#### AIM OF THE TASK:
An exact copy of all records is expected, minus the images.

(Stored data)
▼
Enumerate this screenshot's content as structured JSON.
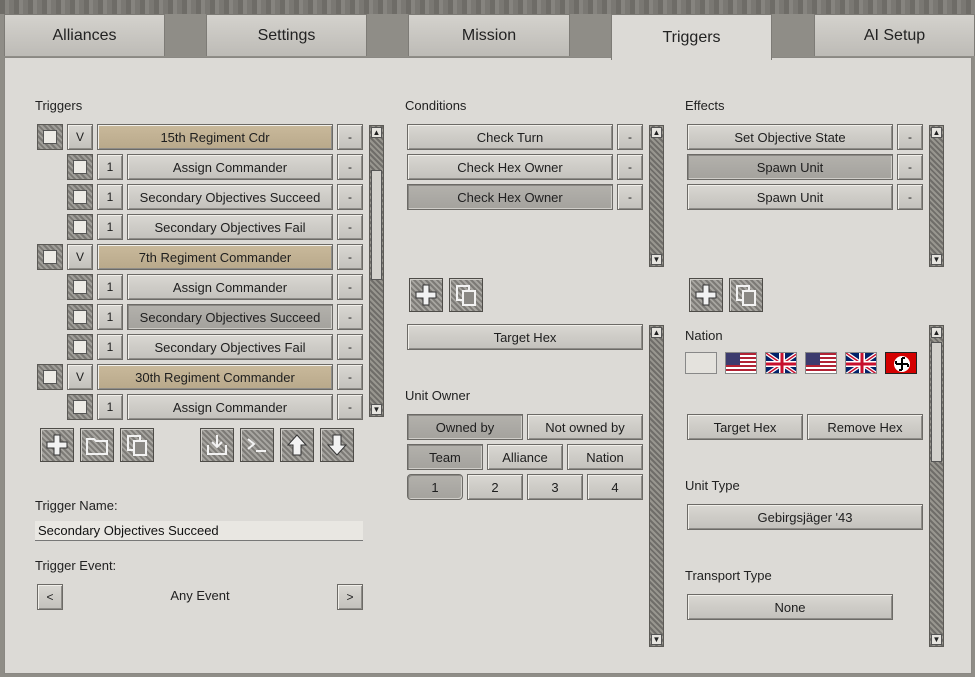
{
  "tabs": [
    {
      "label": "Alliances"
    },
    {
      "label": "Settings"
    },
    {
      "label": "Mission"
    },
    {
      "label": "Triggers"
    },
    {
      "label": "AI Setup"
    }
  ],
  "triggers": {
    "heading": "Triggers",
    "rows": [
      {
        "num": "V",
        "label": "15th Regiment Cdr",
        "kind": "group"
      },
      {
        "num": "1",
        "label": "Assign Commander",
        "kind": "item"
      },
      {
        "num": "1",
        "label": "Secondary Objectives Succeed",
        "kind": "item"
      },
      {
        "num": "1",
        "label": "Secondary Objectives Fail",
        "kind": "item"
      },
      {
        "num": "V",
        "label": "7th Regiment Commander",
        "kind": "group"
      },
      {
        "num": "1",
        "label": "Assign Commander",
        "kind": "item"
      },
      {
        "num": "1",
        "label": "Secondary Objectives Succeed",
        "kind": "item"
      },
      {
        "num": "1",
        "label": "Secondary Objectives Fail",
        "kind": "item"
      },
      {
        "num": "V",
        "label": "30th Regiment Commander",
        "kind": "group"
      },
      {
        "num": "1",
        "label": "Assign Commander",
        "kind": "item"
      }
    ],
    "minus_label": "-",
    "name_label": "Trigger Name:",
    "name_value": "Secondary Objectives Succeed",
    "event_label": "Trigger Event:",
    "event_value": "Any Event",
    "prev_label": "<",
    "next_label": ">"
  },
  "conditions": {
    "heading": "Conditions",
    "items": [
      "Check Turn",
      "Check Hex Owner",
      "Check Hex Owner"
    ],
    "target_hex": "Target Hex",
    "unit_owner_label": "Unit Owner",
    "owned_by": "Owned by",
    "not_owned_by": "Not owned by",
    "team": "Team",
    "alliance": "Alliance",
    "nation": "Nation",
    "numbers": [
      "1",
      "2",
      "3",
      "4"
    ]
  },
  "effects": {
    "heading": "Effects",
    "items": [
      "Set Objective State",
      "Spawn Unit",
      "Spawn Unit"
    ],
    "nation_label": "Nation",
    "flags": [
      "blank-flag",
      "us-flag",
      "uk-flag",
      "us-flag",
      "uk-flag",
      "german-flag"
    ],
    "target_hex": "Target Hex",
    "remove_hex": "Remove Hex",
    "unit_type_label": "Unit Type",
    "unit_type_value": "Gebirgsjäger '43",
    "transport_label": "Transport Type",
    "transport_value": "None"
  },
  "colors": {
    "tan": "#c4b596",
    "panel": "#dcdad6",
    "dark": "#aeaca7"
  }
}
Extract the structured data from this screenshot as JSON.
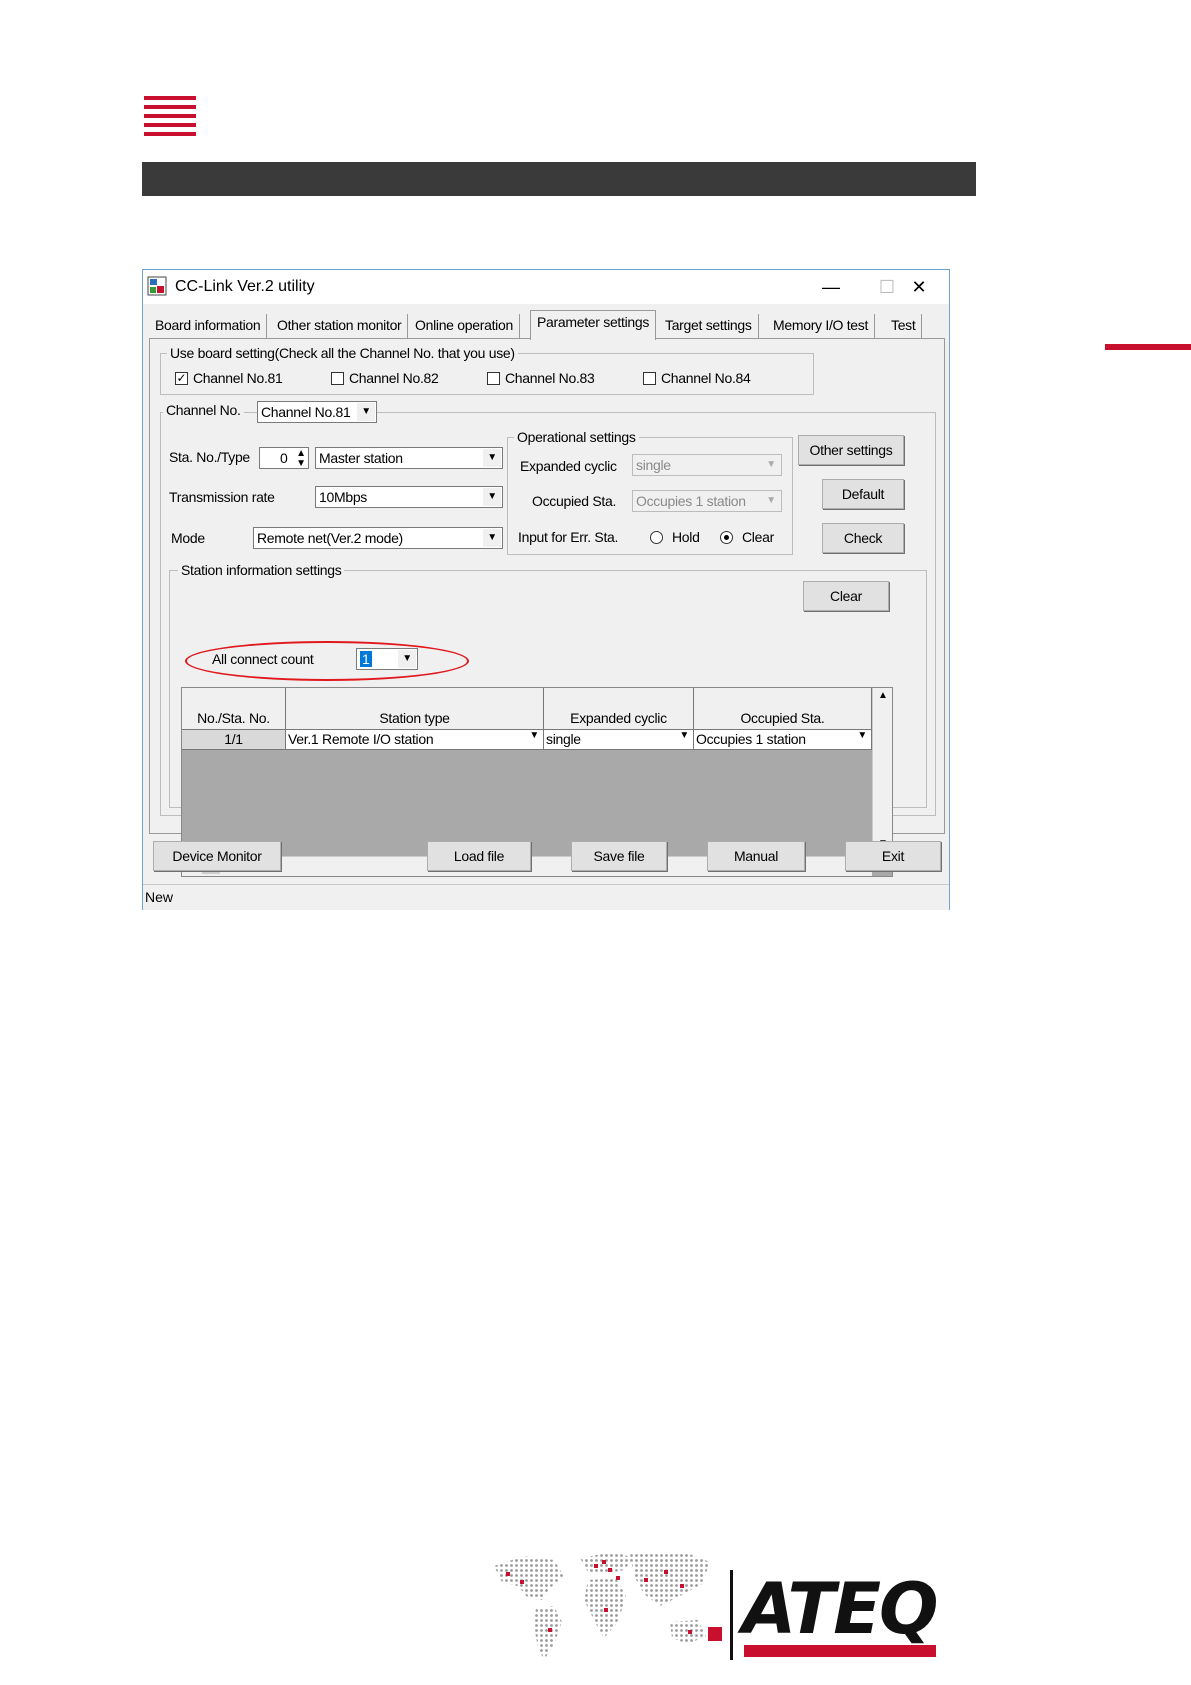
{
  "window": {
    "title": "CC-Link Ver.2 utility",
    "minimize": "—",
    "maximize": "☐",
    "close": "✕"
  },
  "tabs": [
    {
      "label": "Board information"
    },
    {
      "label": "Other station monitor"
    },
    {
      "label": "Online operation"
    },
    {
      "label": "Parameter settings"
    },
    {
      "label": "Target settings"
    },
    {
      "label": "Memory I/O test"
    },
    {
      "label": "Test"
    }
  ],
  "board_setting": {
    "legend": "Use board setting(Check all the Channel No. that you use)",
    "channels": [
      {
        "label": "Channel No.81",
        "checked": true
      },
      {
        "label": "Channel No.82",
        "checked": false
      },
      {
        "label": "Channel No.83",
        "checked": false
      },
      {
        "label": "Channel No.84",
        "checked": false
      }
    ],
    "check_mark": "✓"
  },
  "channel": {
    "label": "Channel No.",
    "value": "Channel No.81"
  },
  "sta": {
    "label": "Sta. No./Type",
    "number": "0",
    "type": "Master station"
  },
  "transmission": {
    "label": "Transmission rate",
    "value": "10Mbps"
  },
  "mode": {
    "label": "Mode",
    "value": "Remote net(Ver.2 mode)"
  },
  "operational": {
    "legend": "Operational settings",
    "expanded_label": "Expanded cyclic",
    "expanded_value": "single",
    "occupied_label": "Occupied Sta.",
    "occupied_value": "Occupies 1 station",
    "input_label": "Input for Err. Sta.",
    "hold": "Hold",
    "clear": "Clear"
  },
  "buttons": {
    "other_settings": "Other settings",
    "default": "Default",
    "check": "Check",
    "clear": "Clear"
  },
  "station_info": {
    "legend": "Station information settings",
    "all_connect_label": "All connect count",
    "all_connect_value": "1",
    "columns": [
      "No./Sta. No.",
      "Station type",
      "Expanded cyclic",
      "Occupied Sta."
    ],
    "rows": [
      [
        "1/1",
        "Ver.1 Remote I/O station",
        "single",
        "Occupies 1 station"
      ]
    ]
  },
  "bottom_buttons": {
    "device_monitor": "Device Monitor",
    "load_file": "Load file",
    "save_file": "Save file",
    "manual": "Manual",
    "exit": "Exit"
  },
  "status_bar": "New",
  "footer": {
    "logo": "ATEQ"
  },
  "colors": {
    "accent": "#c8102e",
    "highlight": "#e0191e",
    "selection": "#0078d7"
  }
}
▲
#### THE ANSWER:
Enumerate this screenshot's content as structured JSON.
{
  "tabs": [
    {
      "label": "Alliances"
    },
    {
      "label": "Settings"
    },
    {
      "label": "Mission"
    },
    {
      "label": "Triggers"
    },
    {
      "label": "AI Setup"
    }
  ],
  "triggers": {
    "heading": "Triggers",
    "rows": [
      {
        "num": "V",
        "label": "15th Regiment Cdr",
        "kind": "group"
      },
      {
        "num": "1",
        "label": "Assign Commander",
        "kind": "item"
      },
      {
        "num": "1",
        "label": "Secondary Objectives Succeed",
        "kind": "item"
      },
      {
        "num": "1",
        "label": "Secondary Objectives Fail",
        "kind": "item"
      },
      {
        "num": "V",
        "label": "7th Regiment Commander",
        "kind": "group"
      },
      {
        "num": "1",
        "label": "Assign Commander",
        "kind": "item"
      },
      {
        "num": "1",
        "label": "Secondary Objectives Succeed",
        "kind": "item"
      },
      {
        "num": "1",
        "label": "Secondary Objectives Fail",
        "kind": "item"
      },
      {
        "num": "V",
        "label": "30th Regiment Commander",
        "kind": "group"
      },
      {
        "num": "1",
        "label": "Assign Commander",
        "kind": "item"
      }
    ],
    "minus_label": "-",
    "name_label": "Trigger Name:",
    "name_value": "Secondary Objectives Succeed",
    "event_label": "Trigger Event:",
    "event_value": "Any Event",
    "prev_label": "<",
    "next_label": ">"
  },
  "conditions": {
    "heading": "Conditions",
    "items": [
      "Check Turn",
      "Check Hex Owner",
      "Check Hex Owner"
    ],
    "target_hex": "Target Hex",
    "unit_owner_label": "Unit Owner",
    "owned_by": "Owned by",
    "not_owned_by": "Not owned by",
    "team": "Team",
    "alliance": "Alliance",
    "nation": "Nation",
    "numbers": [
      "1",
      "2",
      "3",
      "4"
    ]
  },
  "effects": {
    "heading": "Effects",
    "items": [
      "Set Objective State",
      "Spawn Unit",
      "Spawn Unit"
    ],
    "nation_label": "Nation",
    "flags": [
      "blank-flag",
      "us-flag",
      "uk-flag",
      "us-flag",
      "uk-flag",
      "german-flag"
    ],
    "target_hex": "Target Hex",
    "remove_hex": "Remove Hex",
    "unit_type_label": "Unit Type",
    "unit_type_value": "Gebirgsjäger '43",
    "transport_label": "Transport Type",
    "transport_value": "None"
  },
  "colors": {
    "tan": "#c4b596",
    "panel": "#dcdad6",
    "dark": "#aeaca7"
  }
}
Extract the structured data from this screenshot as JSON.
{
  "window": {
    "title": "CC-Link Ver.2 utility",
    "minimize": "—",
    "maximize": "☐",
    "close": "✕"
  },
  "tabs": [
    {
      "label": "Board information"
    },
    {
      "label": "Other station monitor"
    },
    {
      "label": "Online operation"
    },
    {
      "label": "Parameter settings"
    },
    {
      "label": "Target settings"
    },
    {
      "label": "Memory I/O test"
    },
    {
      "label": "Test"
    }
  ],
  "board_setting": {
    "legend": "Use board setting(Check all the Channel No. that you use)",
    "channels": [
      {
        "label": "Channel No.81",
        "checked": true
      },
      {
        "label": "Channel No.82",
        "checked": false
      },
      {
        "label": "Channel No.83",
        "checked": false
      },
      {
        "label": "Channel No.84",
        "checked": false
      }
    ],
    "check_mark": "✓"
  },
  "channel": {
    "label": "Channel No.",
    "value": "Channel No.81"
  },
  "sta": {
    "label": "Sta. No./Type",
    "number": "0",
    "type": "Master station"
  },
  "transmission": {
    "label": "Transmission rate",
    "value": "10Mbps"
  },
  "mode": {
    "label": "Mode",
    "value": "Remote net(Ver.2 mode)"
  },
  "operational": {
    "legend": "Operational settings",
    "expanded_label": "Expanded cyclic",
    "expanded_value": "single",
    "occupied_label": "Occupied Sta.",
    "occupied_value": "Occupies 1 station",
    "input_label": "Input for Err. Sta.",
    "hold": "Hold",
    "clear": "Clear"
  },
  "buttons": {
    "other_settings": "Other settings",
    "default": "Default",
    "check": "Check",
    "clear": "Clear"
  },
  "station_info": {
    "legend": "Station information settings",
    "all_connect_label": "All connect count",
    "all_connect_value": "1",
    "columns": [
      "No./Sta. No.",
      "Station type",
      "Expanded cyclic",
      "Occupied Sta."
    ],
    "rows": [
      [
        "1/1",
        "Ver.1 Remote I/O station",
        "single",
        "Occupies 1 station"
      ]
    ]
  },
  "bottom_buttons": {
    "device_monitor": "Device Monitor",
    "load_file": "Load file",
    "save_file": "Save file",
    "manual": "Manual",
    "exit": "Exit"
  },
  "status_bar": "New",
  "footer": {
    "logo": "ATEQ"
  },
  "colors": {
    "accent": "#c8102e",
    "highlight": "#e0191e",
    "selection": "#0078d7"
  }
}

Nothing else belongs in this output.